Federal taxes on your estate are something of a boogeyman: very few people need to fear them and with the recent reform, they’re even less of a concern.
However, some states have their own estate taxes (12 to be exact, as well as the District of Columbia) and some even have an inheritance tax (thankfully, only six). Let’s take a look and see if a move might be coming to your agenda.
New York looks pretty sanguine at first glance: a high exemption of $5.25 million (set to increase next year), spouses are exempt and there’s no inheritance tax. The estate tax ranges from 3.1% to an uncomfortable 16%. Careful, though: if your estate totals 105% of the threshold, the entire amount is liable to taxation.
Washington state has a relatively low $2.2 million exemption and unusually high estate taxes of 10-20%. Spouses are exempt as usual and there is no inheritance tax. There is an exemption in place that can benefit small family-owned businesses.
Vermont certainly is beautiful, but the exemption level is only $2.75 million with a flat 16% estate tax levied on any amount that exceeds it. The state’s lovely scenery and quaint small towns attract the wealthy, but they pay for it in high state income taxes and a potentially onerous estate levy.
Rhode Island has a dizzyingly low estate tax threshold of only $1.54 million. Only three states nationwide set their limit below $2 million, which isn’t so much, given the cost of homes.

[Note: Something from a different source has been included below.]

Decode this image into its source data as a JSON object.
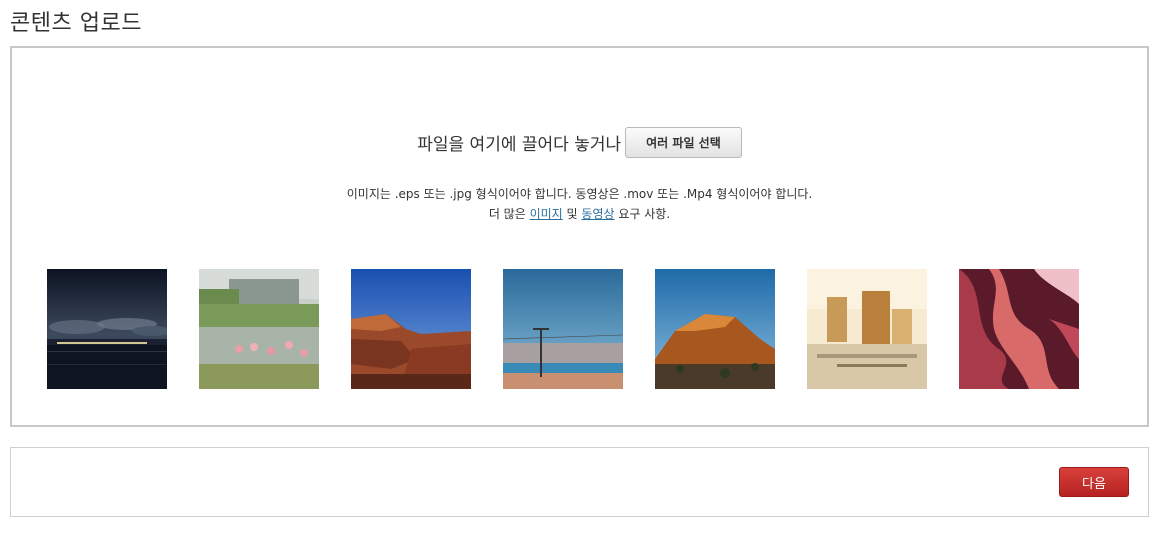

The tax rate starts from an indifferent 0.8% and rises to a body-slamming 16%. For a tiny state, it packs a wallop.
For more information, please read:
9 states with the most painful death taxe | Benefit Pro